### What to do
Once the pictures have been set aside, copy every remaining entry exactly.

Interface dataset entries
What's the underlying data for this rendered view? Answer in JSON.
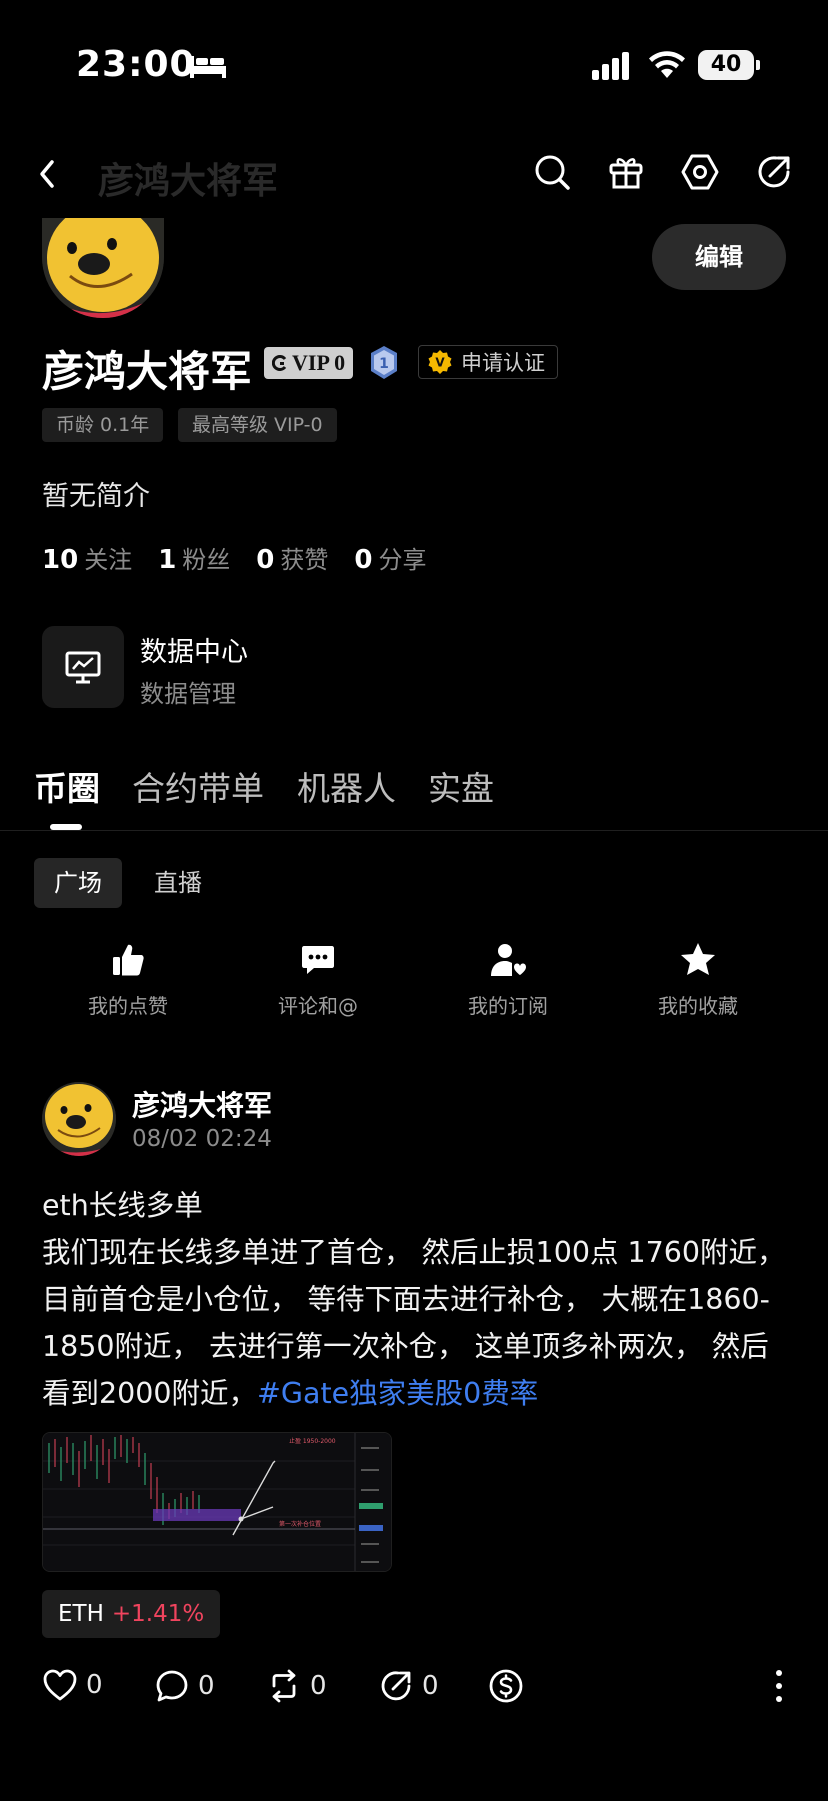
{
  "status_bar": {
    "time": "23:00",
    "battery": "40"
  },
  "nav": {
    "title": "彦鸿大将军"
  },
  "profile": {
    "edit_label": "编辑",
    "name": "彦鸿大将军",
    "vip": "VIP 0",
    "level": "1",
    "verify_label": "申请认证",
    "tags": [
      "币龄 0.1年",
      "最高等级 VIP-0"
    ],
    "bio": "暂无简介",
    "stats": [
      {
        "value": "10",
        "label": "关注"
      },
      {
        "value": "1",
        "label": "粉丝"
      },
      {
        "value": "0",
        "label": "获赞"
      },
      {
        "value": "0",
        "label": "分享"
      }
    ]
  },
  "data_center": {
    "title": "数据中心",
    "subtitle": "数据管理"
  },
  "tabs": [
    {
      "label": "币圈",
      "active": true
    },
    {
      "label": "合约带单",
      "active": false
    },
    {
      "label": "机器人",
      "active": false
    },
    {
      "label": "实盘",
      "active": false
    }
  ],
  "sub_tabs": [
    {
      "label": "广场",
      "active": true
    },
    {
      "label": "直播",
      "active": false
    }
  ],
  "actions": [
    {
      "label": "我的点赞",
      "icon": "thumbs-up-icon"
    },
    {
      "label": "评论和@",
      "icon": "comment-icon"
    },
    {
      "label": "我的订阅",
      "icon": "subscribe-icon"
    },
    {
      "label": "我的收藏",
      "icon": "star-icon"
    }
  ],
  "post": {
    "author": "彦鸿大将军",
    "time": "08/02 02:24",
    "title_line": "eth长线多单",
    "body": "我们现在长线多单进了首仓， 然后止损100点 1760附近， 目前首仓是小仓位， 等待下面去进行补仓， 大概在1860-1850附近， 去进行第一次补仓， 这单顶多补两次， 然后看到2000附近，",
    "hashtag": "#Gate独家美股0费率",
    "image_labels": {
      "target": "止盈 1950-2000",
      "add_position": "第一次补仓位置"
    },
    "coin": {
      "symbol": "ETH",
      "change": "+1.41%"
    },
    "counts": {
      "like": "0",
      "comment": "0",
      "repost": "0",
      "share": "0"
    }
  },
  "colors": {
    "accent_link": "#3f7ef0",
    "price_up": "#f0445e",
    "badge_gold": "#f5b800"
  }
}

### Completed task
What's the underlying data for this rendered view? Answer in JSON.
{
  "status_bar": {
    "time": "23:00",
    "battery": "40"
  },
  "nav": {
    "title": "彦鸿大将军"
  },
  "profile": {
    "edit_label": "编辑",
    "name": "彦鸿大将军",
    "vip": "VIP 0",
    "level": "1",
    "verify_label": "申请认证",
    "tags": [
      "币龄 0.1年",
      "最高等级 VIP-0"
    ],
    "bio": "暂无简介",
    "stats": [
      {
        "value": "10",
        "label": "关注"
      },
      {
        "value": "1",
        "label": "粉丝"
      },
      {
        "value": "0",
        "label": "获赞"
      },
      {
        "value": "0",
        "label": "分享"
      }
    ]
  },
  "data_center": {
    "title": "数据中心",
    "subtitle": "数据管理"
  },
  "tabs": [
    {
      "label": "币圈",
      "active": true
    },
    {
      "label": "合约带单",
      "active": false
    },
    {
      "label": "机器人",
      "active": false
    },
    {
      "label": "实盘",
      "active": false
    }
  ],
  "sub_tabs": [
    {
      "label": "广场",
      "active": true
    },
    {
      "label": "直播",
      "active": false
    }
  ],
  "actions": [
    {
      "label": "我的点赞",
      "icon": "thumbs-up-icon"
    },
    {
      "label": "评论和@",
      "icon": "comment-icon"
    },
    {
      "label": "我的订阅",
      "icon": "subscribe-icon"
    },
    {
      "label": "我的收藏",
      "icon": "star-icon"
    }
  ],
  "post": {
    "author": "彦鸿大将军",
    "time": "08/02 02:24",
    "title_line": "eth长线多单",
    "body": "我们现在长线多单进了首仓， 然后止损100点 1760附近， 目前首仓是小仓位， 等待下面去进行补仓， 大概在1860-1850附近， 去进行第一次补仓， 这单顶多补两次， 然后看到2000附近，",
    "hashtag": "#Gate独家美股0费率",
    "image_labels": {
      "target": "止盈 1950-2000",
      "add_position": "第一次补仓位置"
    },
    "coin": {
      "symbol": "ETH",
      "change": "+1.41%"
    },
    "counts": {
      "like": "0",
      "comment": "0",
      "repost": "0",
      "share": "0"
    }
  },
  "colors": {
    "accent_link": "#3f7ef0",
    "price_up": "#f0445e",
    "badge_gold": "#f5b800"
  }
}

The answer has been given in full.